*Material provided*.
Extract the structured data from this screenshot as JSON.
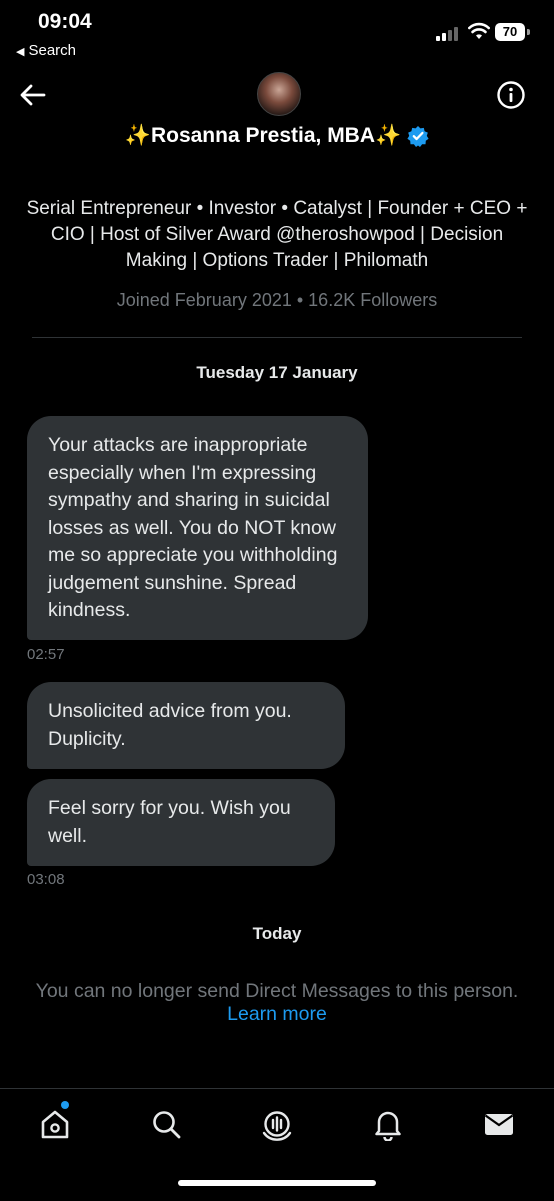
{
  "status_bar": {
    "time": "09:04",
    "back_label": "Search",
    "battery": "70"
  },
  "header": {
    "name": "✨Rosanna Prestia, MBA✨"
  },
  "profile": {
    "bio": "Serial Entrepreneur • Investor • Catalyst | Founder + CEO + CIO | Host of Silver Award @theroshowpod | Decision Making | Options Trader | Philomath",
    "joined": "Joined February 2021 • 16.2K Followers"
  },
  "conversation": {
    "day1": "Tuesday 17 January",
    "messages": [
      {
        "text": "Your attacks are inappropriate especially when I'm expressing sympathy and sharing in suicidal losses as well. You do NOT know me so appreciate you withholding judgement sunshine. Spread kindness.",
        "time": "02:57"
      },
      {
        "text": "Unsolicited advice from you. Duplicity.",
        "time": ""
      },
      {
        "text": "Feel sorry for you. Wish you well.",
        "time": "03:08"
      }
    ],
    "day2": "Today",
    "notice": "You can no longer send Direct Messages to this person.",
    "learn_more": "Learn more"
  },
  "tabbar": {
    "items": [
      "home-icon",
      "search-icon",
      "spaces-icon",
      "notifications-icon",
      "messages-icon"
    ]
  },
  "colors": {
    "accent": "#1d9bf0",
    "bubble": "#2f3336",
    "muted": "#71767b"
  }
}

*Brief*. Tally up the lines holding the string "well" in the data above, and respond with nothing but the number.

*Exercise result*. 2